Task objective: The entries are to be reproduced word for word, with all images left out.
*** Block opens ***
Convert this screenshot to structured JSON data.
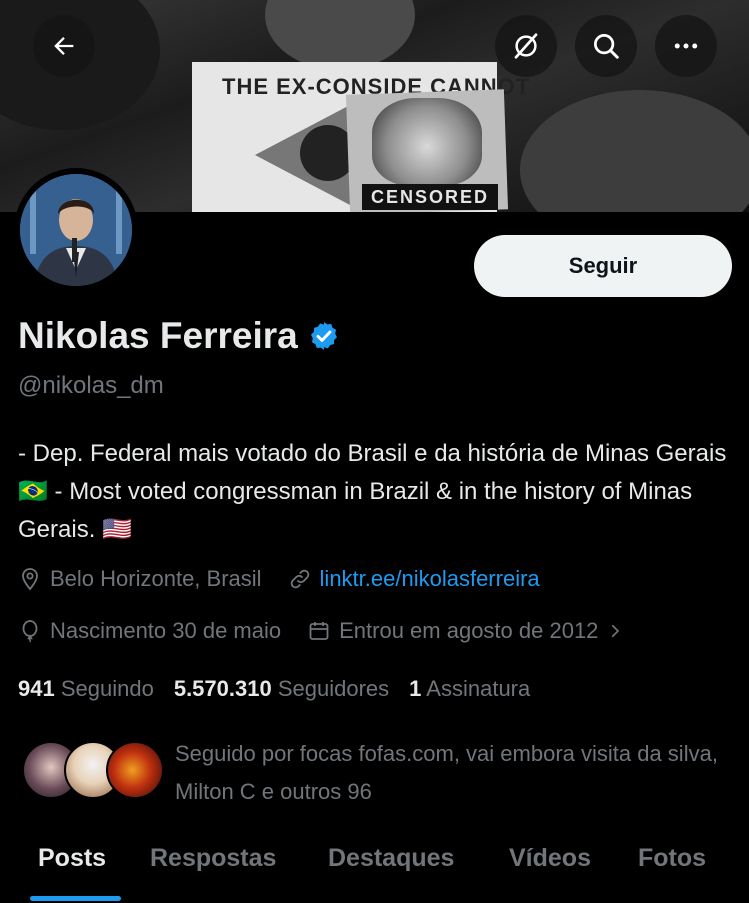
{
  "banner": {
    "sign_text": "THE EX-CONSIDE CANNOT",
    "censored_text": "CENSORED"
  },
  "header_buttons": [
    {
      "name": "back-arrow-icon"
    },
    {
      "name": "grok-icon"
    },
    {
      "name": "search-icon"
    },
    {
      "name": "more-icon"
    }
  ],
  "profile": {
    "follow_label": "Seguir",
    "name": "Nikolas Ferreira",
    "handle": "@nikolas_dm",
    "bio": "- Dep. Federal mais votado do Brasil e da história de Minas Gerais 🇧🇷 - Most voted congressman in Brazil & in the history of Minas Gerais. 🇺🇸",
    "location": "Belo Horizonte, Brasil",
    "website": "linktr.ee/nikolasferreira",
    "birthday": "Nascimento 30 de maio",
    "joined": "Entrou em agosto de 2012",
    "verified_color": "#1d9bf0"
  },
  "stats": {
    "following_count": "941",
    "following_label": "Seguindo",
    "followers_count": "5.570.310",
    "followers_label": "Seguidores",
    "subs_count": "1",
    "subs_label": "Assinatura"
  },
  "known_followers": {
    "text": "Seguido por focas fofas.com, vai embora visita da silva, Milton C e outros 96"
  },
  "tabs": [
    {
      "label": "Posts",
      "active": true
    },
    {
      "label": "Respostas",
      "active": false
    },
    {
      "label": "Destaques",
      "active": false
    },
    {
      "label": "Vídeos",
      "active": false
    },
    {
      "label": "Fotos",
      "active": false
    }
  ]
}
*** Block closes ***
Expected output:
Convert this screenshot to structured JSON data.
{
  "banner": {
    "sign_text": "THE EX-CONSIDE CANNOT",
    "censored_text": "CENSORED"
  },
  "header_buttons": [
    {
      "name": "back-arrow-icon"
    },
    {
      "name": "grok-icon"
    },
    {
      "name": "search-icon"
    },
    {
      "name": "more-icon"
    }
  ],
  "profile": {
    "follow_label": "Seguir",
    "name": "Nikolas Ferreira",
    "handle": "@nikolas_dm",
    "bio": "- Dep. Federal mais votado do Brasil e da história de Minas Gerais 🇧🇷 - Most voted congressman in Brazil & in the history of Minas Gerais. 🇺🇸",
    "location": "Belo Horizonte, Brasil",
    "website": "linktr.ee/nikolasferreira",
    "birthday": "Nascimento 30 de maio",
    "joined": "Entrou em agosto de 2012",
    "verified_color": "#1d9bf0"
  },
  "stats": {
    "following_count": "941",
    "following_label": "Seguindo",
    "followers_count": "5.570.310",
    "followers_label": "Seguidores",
    "subs_count": "1",
    "subs_label": "Assinatura"
  },
  "known_followers": {
    "text": "Seguido por focas fofas.com, vai embora visita da silva, Milton C e outros 96"
  },
  "tabs": [
    {
      "label": "Posts",
      "active": true
    },
    {
      "label": "Respostas",
      "active": false
    },
    {
      "label": "Destaques",
      "active": false
    },
    {
      "label": "Vídeos",
      "active": false
    },
    {
      "label": "Fotos",
      "active": false
    }
  ]
}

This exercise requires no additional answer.